Lowell Miles had already left his dad’s cabinet shop to work as a machinist at age 19 when he attended a boat show in Portland. That’s where the idea to start his own business originated. At the show, there was just one boat made of fiberglass.
What a great material it was, he thought, and not just for making boats.
“I got fascinated with that,” he said.
Eventually, he asked his dad if he could tear down an old barn near his dad’s shop and build a fiberglass shop.
“If you think you can do it, why not?” his dad replied.
Fifty-four years later, Miles Fiberglass and Composites is now a third-generation family business manufacturing quality products for the fiberglass and composites industry.
Family values are what Miles Fiberglass was built on. Sisters Lori Olund, now company president, and Merilee Hinkle, HR manager, used to come to their dad’s shop on Saturdays when they were kids.
“We would go down to the shop, get itchy and make coffee,” Lori recalled. “It was fun to be a part of the facility and to walk around and see what they were doing.”
Coming to work still feels the same way.
“It’s a great place to work,” she said.
Family members believe in the advantages of working for a family-owned business, and the responsibilities that come with it. Brothers Justin Luchak and Alex Luchak represent the third generation to work at Miles Fiberglass.
Alex appreciates how family is willing to assist, like when his brother joined the company after college and had to fill a manager’s extended leave of absence at the Oregon City plant.
“He stepped right up,” Alex said. “That’s one way that our family helps each other out.”
Merilee was working for a school district 27 years ago when Lori called in a panic. Miles Fiberglass had lost another HR manager and the position had become a revolving door.
“Would you be interested in doing the HR here?” Lori asked her sister.
“I’ll think about it,” Merilee replied.
Three days later, her job at the school district was cut and she called her sister back.
“I guess I’ll take it,” Merilee said.
“I was looking for someone I could count on to stay here and be involved. Some I could trust,” Lori said. “That’s when you go to family.”
Before the third generation came to work, family leaders discussed the need to have formal rules to avoid business-related conflict and establish clear and fair processes.
Family members serve as key managers and meet weekly to discuss and make decisions and talk about upcoming issues.
Craig Hinkle started working for the company as janitor when he was in high school and is married to Merilee. As chief operating officer, Craig has helped to establish training programs to move the business forward.
“In order to progress beyond what we created, to ensure that our business continued to grow … we needed to implement continual improvement,” Craig said.
That’s led to a partnership with Clackamas Community College to develop manufacturing training so employees and other students could gain knowledge and specialized skills. Miles Fiberglass also provides financial resources for endowed scholarships.
Lowell set an example of community engagement with his involvement in civic and industry groups. It’s a standard other family members want to uphold.
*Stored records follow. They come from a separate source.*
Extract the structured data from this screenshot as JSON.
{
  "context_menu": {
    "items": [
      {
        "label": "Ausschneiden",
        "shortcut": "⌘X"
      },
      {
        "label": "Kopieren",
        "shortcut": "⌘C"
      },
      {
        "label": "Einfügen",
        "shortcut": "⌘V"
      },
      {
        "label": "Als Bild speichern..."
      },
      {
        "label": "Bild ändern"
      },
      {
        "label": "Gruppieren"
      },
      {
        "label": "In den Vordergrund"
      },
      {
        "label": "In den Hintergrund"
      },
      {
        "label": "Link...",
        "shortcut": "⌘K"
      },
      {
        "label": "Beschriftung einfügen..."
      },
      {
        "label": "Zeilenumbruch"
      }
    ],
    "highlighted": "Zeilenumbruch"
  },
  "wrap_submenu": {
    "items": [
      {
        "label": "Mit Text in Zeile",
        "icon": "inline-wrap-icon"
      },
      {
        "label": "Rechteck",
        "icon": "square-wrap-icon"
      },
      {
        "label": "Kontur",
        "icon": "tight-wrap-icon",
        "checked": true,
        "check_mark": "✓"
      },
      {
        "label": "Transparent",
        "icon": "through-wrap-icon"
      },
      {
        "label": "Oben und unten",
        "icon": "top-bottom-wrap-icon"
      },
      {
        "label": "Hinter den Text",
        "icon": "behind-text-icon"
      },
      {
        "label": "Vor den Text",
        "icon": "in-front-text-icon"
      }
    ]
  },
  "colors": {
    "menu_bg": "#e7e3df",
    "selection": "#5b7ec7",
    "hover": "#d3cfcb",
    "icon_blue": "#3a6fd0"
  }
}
“That’s always amazed me,” Merilee said. “It made me want to strive to do the same.”
Community involvement actually strengthens family harmony. Miles Fiberglass teaches a class for at-risk youth to make a canoe that they get to keep. They host Boy Scouts troops to make walking sticks. Family members and employees are eager to volunteer and take part.
Merilee’s daughter is a first-grade teacher in Salem and brings her class on a field trip to tour the plant. The kids learn about manufacturing by making toys they get to bring home.
The whole family is involved with the field trip.
“We get down on the floor and play with them,” Lori said.
Away from the business, the family is close-knit, vacationing together and gathering often to share meals and relax.
Lowell, now 80, said he is thinking about retirement. He knows the company is in good hands.
“I have confidence that I don’t have to be here all the time,” he said. “That’s a great matter of comfort to me.”